Christmas can often be about family, although not necessarily one’s own family. Christmas is often about meeting the in-laws for the first time. The Family Stone is one such story. Written and directed by Thomas Bezucha, this movie is a little bit screw-ball, a little bit romantic-comedy: a classic ‘fish-out-of water’ tale. But while the formula is common enough, this film gets it right. The characters are warm and engaging, and yet they are all prickly at times, with their share of flaws and foibles.
The Family Stone is the story of Everett, Dermot Mulroney, and Meredith, Sarah Jessica Parker. They are based in New York; both are professional/ executive types: smart, cool and successful.
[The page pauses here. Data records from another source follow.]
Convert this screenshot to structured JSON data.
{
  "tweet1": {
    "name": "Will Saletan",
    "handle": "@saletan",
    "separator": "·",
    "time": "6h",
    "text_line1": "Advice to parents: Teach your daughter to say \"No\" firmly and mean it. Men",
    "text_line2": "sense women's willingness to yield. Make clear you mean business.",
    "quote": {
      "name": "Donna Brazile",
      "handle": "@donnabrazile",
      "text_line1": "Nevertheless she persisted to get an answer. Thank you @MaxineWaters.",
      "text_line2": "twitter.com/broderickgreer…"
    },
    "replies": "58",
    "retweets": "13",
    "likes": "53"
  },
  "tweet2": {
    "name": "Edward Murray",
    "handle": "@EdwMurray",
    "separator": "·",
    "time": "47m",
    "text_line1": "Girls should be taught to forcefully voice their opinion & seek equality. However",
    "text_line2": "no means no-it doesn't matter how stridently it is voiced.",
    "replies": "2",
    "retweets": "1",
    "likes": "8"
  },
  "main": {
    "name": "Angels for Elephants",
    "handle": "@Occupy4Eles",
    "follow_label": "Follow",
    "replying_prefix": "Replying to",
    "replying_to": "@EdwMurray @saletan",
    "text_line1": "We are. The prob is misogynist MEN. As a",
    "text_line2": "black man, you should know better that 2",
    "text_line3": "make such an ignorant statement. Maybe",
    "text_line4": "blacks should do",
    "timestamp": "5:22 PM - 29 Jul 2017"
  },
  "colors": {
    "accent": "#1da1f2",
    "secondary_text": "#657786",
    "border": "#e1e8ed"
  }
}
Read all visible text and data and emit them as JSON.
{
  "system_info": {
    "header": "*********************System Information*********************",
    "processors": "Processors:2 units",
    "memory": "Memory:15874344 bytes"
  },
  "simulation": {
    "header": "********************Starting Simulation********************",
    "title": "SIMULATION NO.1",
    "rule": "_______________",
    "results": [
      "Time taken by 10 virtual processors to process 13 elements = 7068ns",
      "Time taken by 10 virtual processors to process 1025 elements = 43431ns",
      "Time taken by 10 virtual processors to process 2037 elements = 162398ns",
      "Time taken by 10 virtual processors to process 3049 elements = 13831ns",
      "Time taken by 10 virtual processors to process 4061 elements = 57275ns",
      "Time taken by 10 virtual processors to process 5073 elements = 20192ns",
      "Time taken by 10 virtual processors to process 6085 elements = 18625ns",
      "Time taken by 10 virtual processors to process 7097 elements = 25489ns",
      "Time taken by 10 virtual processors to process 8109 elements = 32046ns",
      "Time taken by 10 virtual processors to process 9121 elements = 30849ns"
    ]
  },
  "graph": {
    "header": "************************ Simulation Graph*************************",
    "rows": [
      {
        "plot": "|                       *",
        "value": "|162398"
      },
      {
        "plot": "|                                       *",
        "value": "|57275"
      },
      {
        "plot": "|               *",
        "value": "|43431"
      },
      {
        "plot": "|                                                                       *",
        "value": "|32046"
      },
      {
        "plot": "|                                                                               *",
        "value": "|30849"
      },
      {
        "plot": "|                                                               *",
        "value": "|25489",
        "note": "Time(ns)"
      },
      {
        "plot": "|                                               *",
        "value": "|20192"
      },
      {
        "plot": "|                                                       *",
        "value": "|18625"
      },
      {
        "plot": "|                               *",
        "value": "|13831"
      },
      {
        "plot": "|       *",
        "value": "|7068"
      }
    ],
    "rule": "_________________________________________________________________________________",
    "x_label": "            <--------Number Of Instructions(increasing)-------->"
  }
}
Meredith is quite uptight, a quality which is visualized in her tight bun, not a hair out of place (as her hair unravels, so does she). Everett has taken Meredith, the girlfriend he is planning to marry, home for Christmas to meet his family.
Arriving at Everett’s family home, we meet the Stone family. Quirky, eccentric and a little bit bohemian, the Stone’s are not what Meredith is expecting. And certainly not what she can handle, despite her well-honed armory of ‘fail-safe’ social strategies. The Stone’s are very tight – making it hard for newcomer Meredith to ingratiate herself into the fold.
Everett’s mum Sybil (a long-time favorite, Diane Keaton) is the mother-in-law we both fear and long for, the lioness; uncompromising yet loving, smart and ferociously protective of her cubs. Everett’s two sisters are equal parts of their mother: Susannah kind and generous, Amy not suffering fools gladly. The father Stone, Kelly, is an academic. He is low-key and has the ear of all his kids. Brothers Ben and Thad take after their dad, Ben being especially laid-back.
Struggling under the pressure of the family seemingly united against her and covered in egg, Meredith abandons the Stone family home for the local hotel, and enlists the help of her sister Julie, Claire Danes. Julie arrives by bus to support Meredith, and a small amount of chaos ensues. Meredith is feeling alienated and Ben, taking her out for a drink, gets her to unwind. Everett, thinking Meredith is missing, enlists Julie to help with his search but discovers something he wasn’t expecting in the process.
We are endeared to the family Stone, to Meredith and Julie, as we share in the process of their acceptance of themselves and each other. As a Christmas films go, this is a good alternative to Love Actually and The Holiday, bringing a classical Hollywood feel. A great cast goes a long way in making this film a nice way to get into the spirit of Christmas.